The pictures stay out; everything else in the entries below must be returned exactly.

Data records –
---------------
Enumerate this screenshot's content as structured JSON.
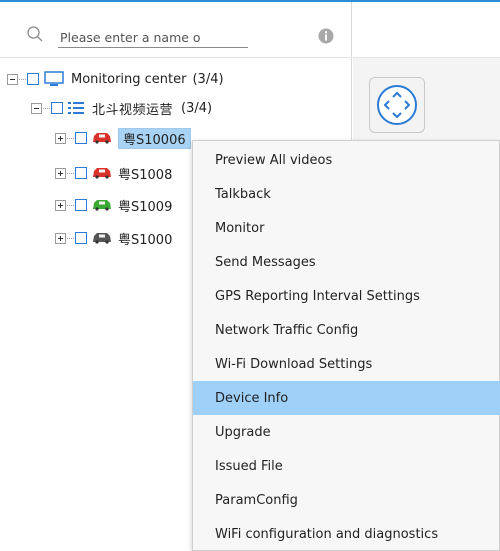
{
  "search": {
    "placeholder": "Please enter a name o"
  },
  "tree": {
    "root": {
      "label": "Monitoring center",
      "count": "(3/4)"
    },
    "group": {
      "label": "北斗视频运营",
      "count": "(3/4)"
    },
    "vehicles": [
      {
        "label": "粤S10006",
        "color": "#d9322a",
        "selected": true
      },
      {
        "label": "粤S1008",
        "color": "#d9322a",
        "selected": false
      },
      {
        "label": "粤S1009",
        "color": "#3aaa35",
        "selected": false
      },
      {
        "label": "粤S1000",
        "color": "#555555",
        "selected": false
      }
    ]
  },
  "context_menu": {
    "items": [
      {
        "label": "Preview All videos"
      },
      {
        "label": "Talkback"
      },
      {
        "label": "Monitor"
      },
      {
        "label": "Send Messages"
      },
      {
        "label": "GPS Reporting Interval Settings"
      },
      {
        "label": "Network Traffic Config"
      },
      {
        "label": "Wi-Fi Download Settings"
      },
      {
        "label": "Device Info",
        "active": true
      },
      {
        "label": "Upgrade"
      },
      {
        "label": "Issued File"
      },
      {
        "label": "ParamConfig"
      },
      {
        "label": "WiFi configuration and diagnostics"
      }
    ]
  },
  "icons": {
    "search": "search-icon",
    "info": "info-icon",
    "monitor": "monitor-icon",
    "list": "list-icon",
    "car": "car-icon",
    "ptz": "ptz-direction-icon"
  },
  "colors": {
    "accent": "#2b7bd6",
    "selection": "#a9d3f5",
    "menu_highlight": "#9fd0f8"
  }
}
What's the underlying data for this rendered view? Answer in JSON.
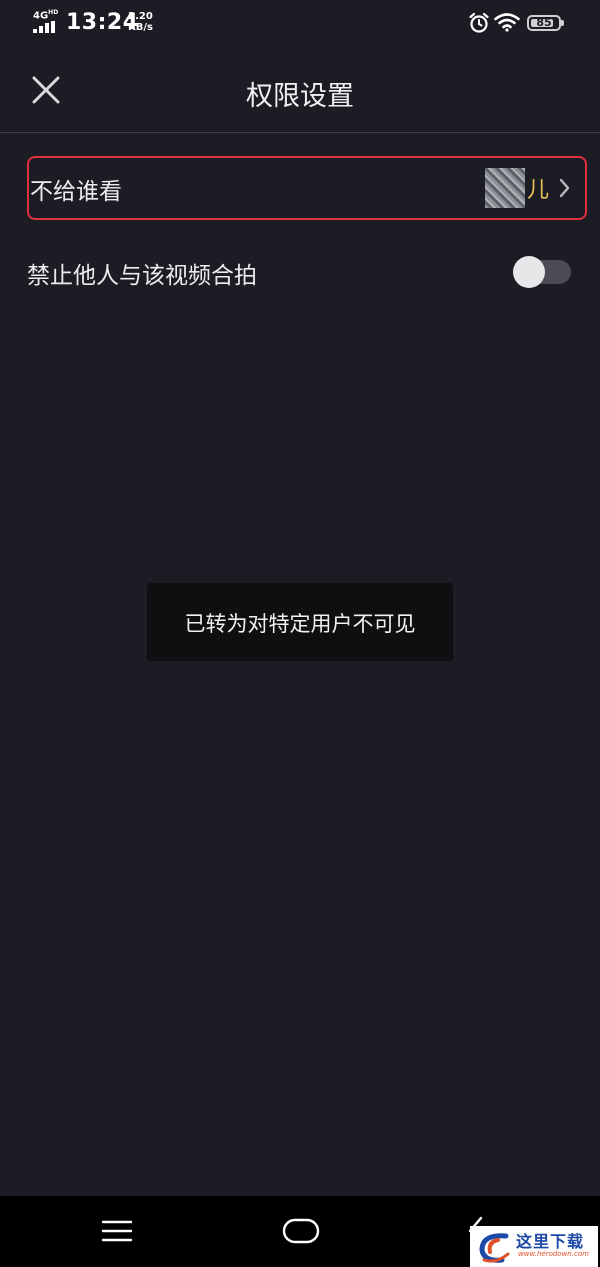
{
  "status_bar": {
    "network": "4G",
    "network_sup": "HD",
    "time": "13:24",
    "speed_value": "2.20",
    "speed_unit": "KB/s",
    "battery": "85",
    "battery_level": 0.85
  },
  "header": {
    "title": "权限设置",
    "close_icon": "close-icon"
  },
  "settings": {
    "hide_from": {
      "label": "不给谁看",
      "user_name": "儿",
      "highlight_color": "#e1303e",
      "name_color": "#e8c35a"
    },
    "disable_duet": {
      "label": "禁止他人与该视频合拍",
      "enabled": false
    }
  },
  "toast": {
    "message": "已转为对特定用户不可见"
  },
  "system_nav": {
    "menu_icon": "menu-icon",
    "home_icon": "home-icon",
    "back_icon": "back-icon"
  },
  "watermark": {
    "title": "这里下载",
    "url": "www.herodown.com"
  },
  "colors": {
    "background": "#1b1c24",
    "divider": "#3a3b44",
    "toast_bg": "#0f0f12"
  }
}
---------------
Answer to the exercise –
Enumerate this screenshot's content as structured JSON.
{
  "search": {
    "placeholder": "Please enter a name o"
  },
  "tree": {
    "root": {
      "label": "Monitoring center",
      "count": "(3/4)"
    },
    "group": {
      "label": "北斗视频运营",
      "count": "(3/4)"
    },
    "vehicles": [
      {
        "label": "粤S10006",
        "color": "#d9322a",
        "selected": true
      },
      {
        "label": "粤S1008",
        "color": "#d9322a",
        "selected": false
      },
      {
        "label": "粤S1009",
        "color": "#3aaa35",
        "selected": false
      },
      {
        "label": "粤S1000",
        "color": "#555555",
        "selected": false
      }
    ]
  },
  "context_menu": {
    "items": [
      {
        "label": "Preview All videos"
      },
      {
        "label": "Talkback"
      },
      {
        "label": "Monitor"
      },
      {
        "label": "Send Messages"
      },
      {
        "label": "GPS Reporting Interval Settings"
      },
      {
        "label": "Network Traffic Config"
      },
      {
        "label": "Wi-Fi Download Settings"
      },
      {
        "label": "Device Info",
        "active": true
      },
      {
        "label": "Upgrade"
      },
      {
        "label": "Issued File"
      },
      {
        "label": "ParamConfig"
      },
      {
        "label": "WiFi configuration and diagnostics"
      }
    ]
  },
  "icons": {
    "search": "search-icon",
    "info": "info-icon",
    "monitor": "monitor-icon",
    "list": "list-icon",
    "car": "car-icon",
    "ptz": "ptz-direction-icon"
  },
  "colors": {
    "accent": "#2b7bd6",
    "selection": "#a9d3f5",
    "menu_highlight": "#9fd0f8"
  }
}
What's the underlying data for this rendered view? Answer in JSON.
{
  "status_bar": {
    "network": "4G",
    "network_sup": "HD",
    "time": "13:24",
    "speed_value": "2.20",
    "speed_unit": "KB/s",
    "battery": "85",
    "battery_level": 0.85
  },
  "header": {
    "title": "权限设置",
    "close_icon": "close-icon"
  },
  "settings": {
    "hide_from": {
      "label": "不给谁看",
      "user_name": "儿",
      "highlight_color": "#e1303e",
      "name_color": "#e8c35a"
    },
    "disable_duet": {
      "label": "禁止他人与该视频合拍",
      "enabled": false
    }
  },
  "toast": {
    "message": "已转为对特定用户不可见"
  },
  "system_nav": {
    "menu_icon": "menu-icon",
    "home_icon": "home-icon",
    "back_icon": "back-icon"
  },
  "watermark": {
    "title": "这里下载",
    "url": "www.herodown.com"
  },
  "colors": {
    "background": "#1b1c24",
    "divider": "#3a3b44",
    "toast_bg": "#0f0f12"
  }
}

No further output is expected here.